It’s also interesting to see how little things get lost from draft to draft and how that can lead to unintended “WTF” moments. For example, I remember seeing Vickers sprawling over-the-top sleeping quarters on Prometheus and thinking, “There is no way in hell they would spend all that money on that room. This isn’t a stay at the Waldorf Astoria. It’s a spaceship where every cubic foot needs to be utilized.” Well in this draft, we learn via a quick line of dialogue that Vickers refused to go on this expedition unless she traveled in luxury. Somebody probably decided to cut that line since it wasn’t essential, but just that little cut made the writers look sloppy.
After reading “Alien: Engineers,” my assessment is that Lindelof’s draft(s) did make the script better. Nothing major was really done. Lindelof fleshed stuff out a little more and got rid of an alien subplot that felt half-baked. But the drafts really weren’t that different. When you get this many drafts into the script, you’re never going to see that much of a story transformation. The quality of the story is likely going to be the same, with just some slight differences in the specifics. I thought this script was decent, but still enjoyed the final draft better.
[ ] what the hell did I just read?
[ ] wasn’t for me.
[x] worth the read
[ ] impressive
[ ] genius

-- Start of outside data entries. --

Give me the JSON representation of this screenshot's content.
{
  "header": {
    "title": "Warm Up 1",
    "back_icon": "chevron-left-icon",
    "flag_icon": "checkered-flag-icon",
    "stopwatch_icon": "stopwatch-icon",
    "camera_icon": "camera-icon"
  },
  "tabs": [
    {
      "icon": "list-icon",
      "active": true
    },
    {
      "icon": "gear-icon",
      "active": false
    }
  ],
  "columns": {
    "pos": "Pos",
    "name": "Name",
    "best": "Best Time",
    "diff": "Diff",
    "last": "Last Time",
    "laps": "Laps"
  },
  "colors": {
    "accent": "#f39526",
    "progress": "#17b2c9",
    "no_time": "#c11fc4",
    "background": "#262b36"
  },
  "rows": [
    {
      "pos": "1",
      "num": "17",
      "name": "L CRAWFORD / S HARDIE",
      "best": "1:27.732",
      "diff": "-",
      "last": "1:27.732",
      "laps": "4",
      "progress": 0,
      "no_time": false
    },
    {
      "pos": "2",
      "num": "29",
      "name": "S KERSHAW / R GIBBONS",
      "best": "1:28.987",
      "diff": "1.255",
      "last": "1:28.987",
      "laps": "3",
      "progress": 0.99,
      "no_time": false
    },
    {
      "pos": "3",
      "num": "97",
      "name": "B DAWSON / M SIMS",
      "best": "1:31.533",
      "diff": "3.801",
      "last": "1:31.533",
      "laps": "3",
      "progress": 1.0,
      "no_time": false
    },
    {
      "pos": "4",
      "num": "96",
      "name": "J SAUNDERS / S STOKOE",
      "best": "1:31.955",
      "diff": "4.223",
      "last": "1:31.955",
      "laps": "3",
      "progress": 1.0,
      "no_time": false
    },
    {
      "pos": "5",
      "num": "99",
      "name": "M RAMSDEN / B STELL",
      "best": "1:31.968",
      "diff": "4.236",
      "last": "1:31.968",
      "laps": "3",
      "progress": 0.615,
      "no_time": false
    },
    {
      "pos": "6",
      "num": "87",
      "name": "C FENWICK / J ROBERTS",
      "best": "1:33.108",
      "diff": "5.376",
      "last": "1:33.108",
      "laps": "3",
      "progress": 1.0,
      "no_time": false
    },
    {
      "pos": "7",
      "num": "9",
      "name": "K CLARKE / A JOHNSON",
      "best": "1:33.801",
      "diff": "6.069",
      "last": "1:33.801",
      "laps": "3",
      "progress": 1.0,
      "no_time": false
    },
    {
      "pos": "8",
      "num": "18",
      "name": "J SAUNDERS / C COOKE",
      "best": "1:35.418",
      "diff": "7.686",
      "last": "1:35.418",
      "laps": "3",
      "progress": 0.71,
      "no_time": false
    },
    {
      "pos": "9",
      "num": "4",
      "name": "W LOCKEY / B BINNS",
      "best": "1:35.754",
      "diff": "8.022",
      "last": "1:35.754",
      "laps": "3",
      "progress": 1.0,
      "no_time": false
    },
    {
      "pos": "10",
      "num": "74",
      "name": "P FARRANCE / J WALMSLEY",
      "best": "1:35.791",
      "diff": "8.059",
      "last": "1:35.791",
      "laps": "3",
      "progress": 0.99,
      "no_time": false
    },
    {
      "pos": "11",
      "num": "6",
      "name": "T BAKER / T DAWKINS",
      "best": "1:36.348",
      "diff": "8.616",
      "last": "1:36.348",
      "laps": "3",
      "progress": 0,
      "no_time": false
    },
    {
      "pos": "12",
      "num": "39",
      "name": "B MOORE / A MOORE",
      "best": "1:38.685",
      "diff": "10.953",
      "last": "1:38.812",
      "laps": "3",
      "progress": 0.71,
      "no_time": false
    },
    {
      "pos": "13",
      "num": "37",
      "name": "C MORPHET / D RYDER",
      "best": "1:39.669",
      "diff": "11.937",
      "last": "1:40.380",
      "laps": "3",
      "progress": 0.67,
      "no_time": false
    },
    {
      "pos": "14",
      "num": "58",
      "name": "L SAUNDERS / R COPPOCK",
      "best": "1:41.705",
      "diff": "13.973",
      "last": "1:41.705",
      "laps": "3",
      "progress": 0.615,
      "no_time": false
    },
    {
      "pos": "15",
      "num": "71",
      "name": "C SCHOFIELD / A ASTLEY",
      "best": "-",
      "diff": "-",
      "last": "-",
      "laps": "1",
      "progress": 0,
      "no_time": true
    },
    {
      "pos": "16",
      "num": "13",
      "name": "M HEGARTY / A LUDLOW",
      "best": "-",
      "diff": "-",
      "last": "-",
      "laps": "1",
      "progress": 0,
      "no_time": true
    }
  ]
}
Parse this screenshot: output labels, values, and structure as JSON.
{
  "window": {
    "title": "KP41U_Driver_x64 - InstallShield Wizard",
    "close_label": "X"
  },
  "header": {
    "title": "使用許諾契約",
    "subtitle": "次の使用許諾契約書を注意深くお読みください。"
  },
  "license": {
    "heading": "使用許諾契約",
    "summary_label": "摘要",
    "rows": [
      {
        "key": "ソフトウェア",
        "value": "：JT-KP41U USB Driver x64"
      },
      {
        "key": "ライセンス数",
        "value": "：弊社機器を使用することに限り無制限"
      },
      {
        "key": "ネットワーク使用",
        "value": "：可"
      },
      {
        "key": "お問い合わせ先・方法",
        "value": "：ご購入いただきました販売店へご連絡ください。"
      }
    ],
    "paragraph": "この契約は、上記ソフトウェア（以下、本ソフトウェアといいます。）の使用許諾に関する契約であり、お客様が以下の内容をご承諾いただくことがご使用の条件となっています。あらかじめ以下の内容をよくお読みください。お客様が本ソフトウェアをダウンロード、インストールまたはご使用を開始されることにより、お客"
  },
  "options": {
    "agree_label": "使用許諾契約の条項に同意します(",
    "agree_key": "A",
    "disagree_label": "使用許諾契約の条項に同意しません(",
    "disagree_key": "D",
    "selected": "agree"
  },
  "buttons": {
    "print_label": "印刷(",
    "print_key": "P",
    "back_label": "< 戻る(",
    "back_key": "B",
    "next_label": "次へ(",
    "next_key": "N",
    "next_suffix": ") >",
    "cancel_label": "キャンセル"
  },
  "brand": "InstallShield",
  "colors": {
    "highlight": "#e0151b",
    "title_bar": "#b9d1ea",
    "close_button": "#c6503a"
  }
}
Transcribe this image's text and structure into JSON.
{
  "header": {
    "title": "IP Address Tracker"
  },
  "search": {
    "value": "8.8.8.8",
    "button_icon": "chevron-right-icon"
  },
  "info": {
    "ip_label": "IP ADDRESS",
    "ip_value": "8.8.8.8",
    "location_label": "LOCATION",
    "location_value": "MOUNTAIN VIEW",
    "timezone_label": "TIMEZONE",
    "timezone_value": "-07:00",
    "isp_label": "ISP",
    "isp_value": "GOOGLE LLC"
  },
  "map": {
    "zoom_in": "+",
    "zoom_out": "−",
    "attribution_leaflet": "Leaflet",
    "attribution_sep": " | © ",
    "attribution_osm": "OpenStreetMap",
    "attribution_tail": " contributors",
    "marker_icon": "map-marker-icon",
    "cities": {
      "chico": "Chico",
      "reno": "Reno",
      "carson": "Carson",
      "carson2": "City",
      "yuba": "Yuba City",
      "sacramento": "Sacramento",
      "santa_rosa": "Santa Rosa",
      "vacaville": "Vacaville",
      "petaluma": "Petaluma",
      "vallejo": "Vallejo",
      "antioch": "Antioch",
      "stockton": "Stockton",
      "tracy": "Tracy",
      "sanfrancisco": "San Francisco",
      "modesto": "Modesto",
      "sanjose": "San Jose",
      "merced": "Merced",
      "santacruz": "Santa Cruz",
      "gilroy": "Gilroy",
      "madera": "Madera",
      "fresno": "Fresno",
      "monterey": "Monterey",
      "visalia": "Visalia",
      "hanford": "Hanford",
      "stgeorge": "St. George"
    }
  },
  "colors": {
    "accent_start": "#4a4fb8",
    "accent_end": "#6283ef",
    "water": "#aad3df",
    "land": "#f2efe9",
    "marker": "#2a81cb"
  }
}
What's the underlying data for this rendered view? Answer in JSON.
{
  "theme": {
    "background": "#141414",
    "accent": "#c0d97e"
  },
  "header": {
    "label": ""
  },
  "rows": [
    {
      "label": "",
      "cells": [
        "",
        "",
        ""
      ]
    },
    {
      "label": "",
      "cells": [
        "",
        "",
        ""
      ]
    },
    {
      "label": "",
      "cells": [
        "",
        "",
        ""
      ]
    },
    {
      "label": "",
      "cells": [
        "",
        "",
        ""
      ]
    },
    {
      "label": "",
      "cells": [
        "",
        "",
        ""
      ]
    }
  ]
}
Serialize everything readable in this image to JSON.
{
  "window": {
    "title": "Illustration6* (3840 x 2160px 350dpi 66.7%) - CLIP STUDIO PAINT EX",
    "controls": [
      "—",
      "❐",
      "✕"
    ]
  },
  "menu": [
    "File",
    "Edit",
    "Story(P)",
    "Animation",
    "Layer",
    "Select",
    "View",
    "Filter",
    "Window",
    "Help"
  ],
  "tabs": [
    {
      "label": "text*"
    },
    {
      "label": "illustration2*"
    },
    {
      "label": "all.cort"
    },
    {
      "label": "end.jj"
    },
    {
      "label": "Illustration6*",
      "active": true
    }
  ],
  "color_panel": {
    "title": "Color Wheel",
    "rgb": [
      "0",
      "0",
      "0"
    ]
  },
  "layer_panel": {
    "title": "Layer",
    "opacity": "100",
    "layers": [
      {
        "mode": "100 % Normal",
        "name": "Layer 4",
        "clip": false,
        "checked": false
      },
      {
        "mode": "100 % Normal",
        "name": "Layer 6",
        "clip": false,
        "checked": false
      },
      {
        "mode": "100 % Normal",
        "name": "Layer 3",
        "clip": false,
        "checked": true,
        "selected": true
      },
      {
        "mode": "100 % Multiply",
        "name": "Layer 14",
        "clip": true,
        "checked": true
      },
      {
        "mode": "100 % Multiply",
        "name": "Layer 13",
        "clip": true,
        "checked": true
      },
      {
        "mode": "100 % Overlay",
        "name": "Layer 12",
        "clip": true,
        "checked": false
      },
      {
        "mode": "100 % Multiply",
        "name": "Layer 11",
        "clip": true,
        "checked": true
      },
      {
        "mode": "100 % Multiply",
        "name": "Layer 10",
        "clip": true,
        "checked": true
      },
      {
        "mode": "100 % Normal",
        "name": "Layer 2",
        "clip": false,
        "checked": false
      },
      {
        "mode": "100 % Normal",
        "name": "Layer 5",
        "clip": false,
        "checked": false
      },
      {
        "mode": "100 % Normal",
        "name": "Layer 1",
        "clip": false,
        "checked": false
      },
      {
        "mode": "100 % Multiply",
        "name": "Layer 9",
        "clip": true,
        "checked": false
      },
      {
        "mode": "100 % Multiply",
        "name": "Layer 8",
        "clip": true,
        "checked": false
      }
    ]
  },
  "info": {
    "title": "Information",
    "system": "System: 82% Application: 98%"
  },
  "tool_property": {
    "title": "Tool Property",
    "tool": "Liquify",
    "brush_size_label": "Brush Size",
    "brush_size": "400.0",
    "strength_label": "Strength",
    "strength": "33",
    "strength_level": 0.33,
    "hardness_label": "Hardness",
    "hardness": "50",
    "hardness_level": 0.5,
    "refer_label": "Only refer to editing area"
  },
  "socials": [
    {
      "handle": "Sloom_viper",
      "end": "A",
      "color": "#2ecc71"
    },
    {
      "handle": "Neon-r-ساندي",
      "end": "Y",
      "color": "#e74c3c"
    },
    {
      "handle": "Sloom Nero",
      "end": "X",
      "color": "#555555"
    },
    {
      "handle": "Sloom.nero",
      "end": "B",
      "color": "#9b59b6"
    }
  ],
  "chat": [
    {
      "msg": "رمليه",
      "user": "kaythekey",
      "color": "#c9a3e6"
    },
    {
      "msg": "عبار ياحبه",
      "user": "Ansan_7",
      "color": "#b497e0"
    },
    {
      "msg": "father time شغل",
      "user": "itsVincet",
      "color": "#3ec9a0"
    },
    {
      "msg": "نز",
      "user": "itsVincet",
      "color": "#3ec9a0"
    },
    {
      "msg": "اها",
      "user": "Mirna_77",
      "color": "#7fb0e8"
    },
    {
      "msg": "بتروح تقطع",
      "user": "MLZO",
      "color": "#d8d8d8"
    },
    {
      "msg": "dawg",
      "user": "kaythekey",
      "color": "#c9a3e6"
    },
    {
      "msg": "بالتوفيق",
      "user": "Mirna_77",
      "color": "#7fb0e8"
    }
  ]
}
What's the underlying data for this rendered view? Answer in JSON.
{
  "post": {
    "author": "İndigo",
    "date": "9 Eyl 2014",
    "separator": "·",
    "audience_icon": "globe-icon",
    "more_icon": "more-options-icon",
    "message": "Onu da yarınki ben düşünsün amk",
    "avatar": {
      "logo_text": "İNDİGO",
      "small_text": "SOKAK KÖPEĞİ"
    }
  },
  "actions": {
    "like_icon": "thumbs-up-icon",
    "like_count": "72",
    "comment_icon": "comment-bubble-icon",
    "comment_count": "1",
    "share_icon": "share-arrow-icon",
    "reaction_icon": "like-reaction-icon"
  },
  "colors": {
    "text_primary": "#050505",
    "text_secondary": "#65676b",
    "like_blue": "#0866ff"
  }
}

What I learned: Many writers spend 40-50 times as much time on the first half of their screenplay as the second. This happens because whenever someone opens their script to start working, they start from the top. So scenes in the first 30 pages have likely been gone over 50 times as much as scenes in the last 30 pages. Seeing how much sloppier this script was in the second half as opposed to the first, it just reminded me that you gotta give both halves equal attention.